Grant Detail To distinguish serum miRNAs by tumor/host origin in mouse models of lung adenocarcinoma by using a protozoan enzyme, uracil phosphoribosyltransferase (UPRT), to biosynthetically label newly synthesized miRNAs.

Funding Agency William and Ella Owens Medical Research Foundation
Title Hypoxis-derived treatment for advanced lung cancer
Status Active Active
Period 12/01/2015-11/30/2017
Role Co-Investigator
Grant Detail To identify the molecular mechanisms of action of rooperol in lung cancer cell lines, design and synthesize analogs and pro-drugs to improve its biological properties, and evaluate analogs to identify potential lead clinical candidate

State
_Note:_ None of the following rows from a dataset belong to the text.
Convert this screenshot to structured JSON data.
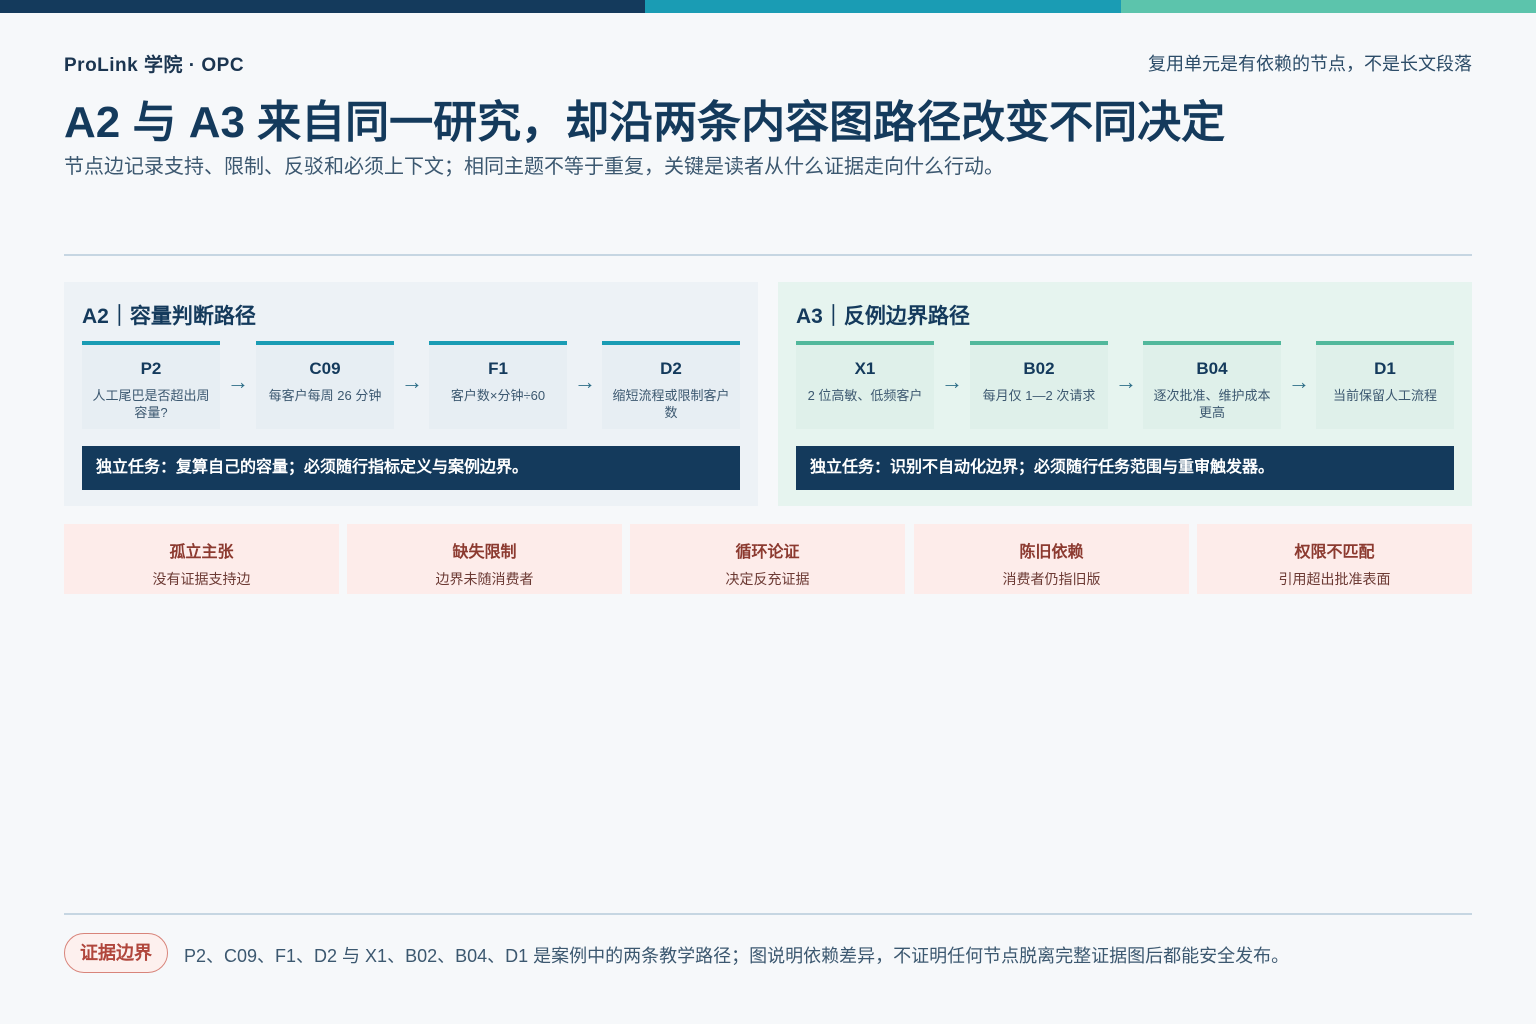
{
  "header": {
    "brand": "ProLink 学院 · OPC",
    "tagline": "复用单元是有依赖的节点，不是长文段落",
    "title": "A2 与 A3 来自同一研究，却沿两条内容图路径改变不同决定",
    "subtitle": "节点边记录支持、限制、反驳和必须上下文；相同主题不等于重复，关键是读者从什么证据走向什么行动。"
  },
  "colors": {
    "navy": "#143a5c",
    "teal": "#1a9cb4",
    "green": "#52b89c",
    "warning_bg": "#fdecea",
    "warning_text": "#8c3a30"
  },
  "panels": [
    {
      "title": "A2｜容量判断路径",
      "nodes": [
        {
          "id": "P2",
          "desc": "人工尾巴是否超出周容量?"
        },
        {
          "id": "C09",
          "desc": "每客户每周 26 分钟"
        },
        {
          "id": "F1",
          "desc": "客户数×分钟÷60"
        },
        {
          "id": "D2",
          "desc": "缩短流程或限制客户数"
        }
      ],
      "arrow": "→",
      "task": "独立任务：复算自己的容量；必须随行指标定义与案例边界。"
    },
    {
      "title": "A3｜反例边界路径",
      "nodes": [
        {
          "id": "X1",
          "desc": "2 位高敏、低频客户"
        },
        {
          "id": "B02",
          "desc": "每月仅 1—2 次请求"
        },
        {
          "id": "B04",
          "desc": "逐次批准、维护成本更高"
        },
        {
          "id": "D1",
          "desc": "当前保留人工流程"
        }
      ],
      "arrow": "→",
      "task": "独立任务：识别不自动化边界；必须随行任务范围与重审触发器。"
    }
  ],
  "failures": [
    {
      "title": "孤立主张",
      "desc": "没有证据支持边"
    },
    {
      "title": "缺失限制",
      "desc": "边界未随消费者"
    },
    {
      "title": "循环论证",
      "desc": "决定反充证据"
    },
    {
      "title": "陈旧依赖",
      "desc": "消费者仍指旧版"
    },
    {
      "title": "权限不匹配",
      "desc": "引用超出批准表面"
    }
  ],
  "footer": {
    "badge": "证据边界",
    "text": "P2、C09、F1、D2 与 X1、B02、B04、D1 是案例中的两条教学路径；图说明依赖差异，不证明任何节点脱离完整证据图后都能安全发布。"
  }
}
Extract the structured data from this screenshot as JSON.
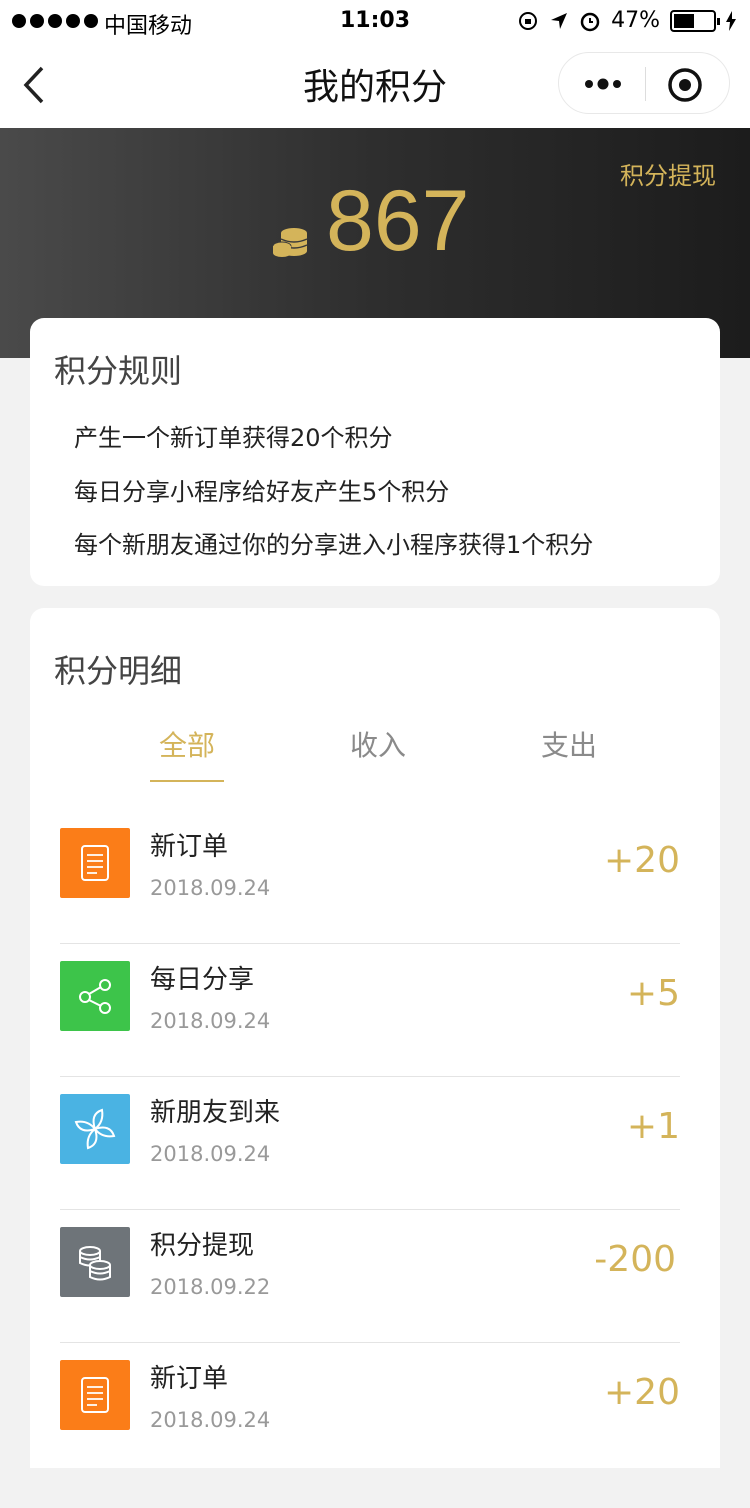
{
  "status_bar": {
    "carrier": "中国移动",
    "time": "11:03",
    "battery": "47%"
  },
  "nav": {
    "title": "我的积分"
  },
  "header": {
    "withdraw_label": "积分提现",
    "points": "867"
  },
  "rules": {
    "title": "积分规则",
    "items": [
      "产生一个新订单获得20个积分",
      "每日分享小程序给好友产生5个积分",
      "每个新朋友通过你的分享进入小程序获得1个积分"
    ]
  },
  "details": {
    "title": "积分明细",
    "tabs": [
      "全部",
      "收入",
      "支出"
    ],
    "active_tab": "全部",
    "records": [
      {
        "name": "新订单",
        "date": "2018.09.24",
        "amount": "+20",
        "icon": "order-icon",
        "color": "#fb7d18"
      },
      {
        "name": "每日分享",
        "date": "2018.09.24",
        "amount": "+5",
        "icon": "share-icon",
        "color": "#3dc44a"
      },
      {
        "name": "新朋友到来",
        "date": "2018.09.24",
        "amount": "+1",
        "icon": "pinwheel-icon",
        "color": "#4ab3e3"
      },
      {
        "name": "积分提现",
        "date": "2018.09.22",
        "amount": "-200",
        "icon": "coins-stack-icon",
        "color": "#6e7479"
      },
      {
        "name": "新订单",
        "date": "2018.09.24",
        "amount": "+20",
        "icon": "order-icon",
        "color": "#fb7d18"
      }
    ]
  },
  "colors": {
    "accent_gold": "#d4b45a",
    "header_dark": "#2e2e2e"
  }
}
Funding Agency Institute for Integration of Medicine and Science/CTSA
Title Elucidating how chromosome 21 protects against neuroblastoma occurrence.
Status Active Active
Period 12/01/2014-11/30/2017
Role Principal Investigator
Grant Detail To evaluate the effect of chr 21 trisomy on tumor cell growth rate in a neuroblastoma cell line model established from isogenic chr 21 disomy/trisomy iPS cells.

Funding Agency Greehey Children’s Cancer Research Institute
Title Cancer Research Training Grant
Status Active Active
Period 05/01/2017-04/30/2019
Role Principal Investigator
Grant Detail To develop a pooled approach for negative control oligos that can outperform commercially available miRNA mimic control, miRNA inhibitor control and RNAi control oligos.

Funding Agency CPRIT (Cancer Prevention and Research Institute of Texas) RTA
Title Cancer Research Training Program
Status Active Active
Period 12/01/2016-11/30/2021
Role Co-PI and Deputy Director
Grant Detail To establish a program spanning spans pre- and postdoctoral as well as undergraduate education to train individuals in all aspects of cancer basic science, translational and clinical areas of research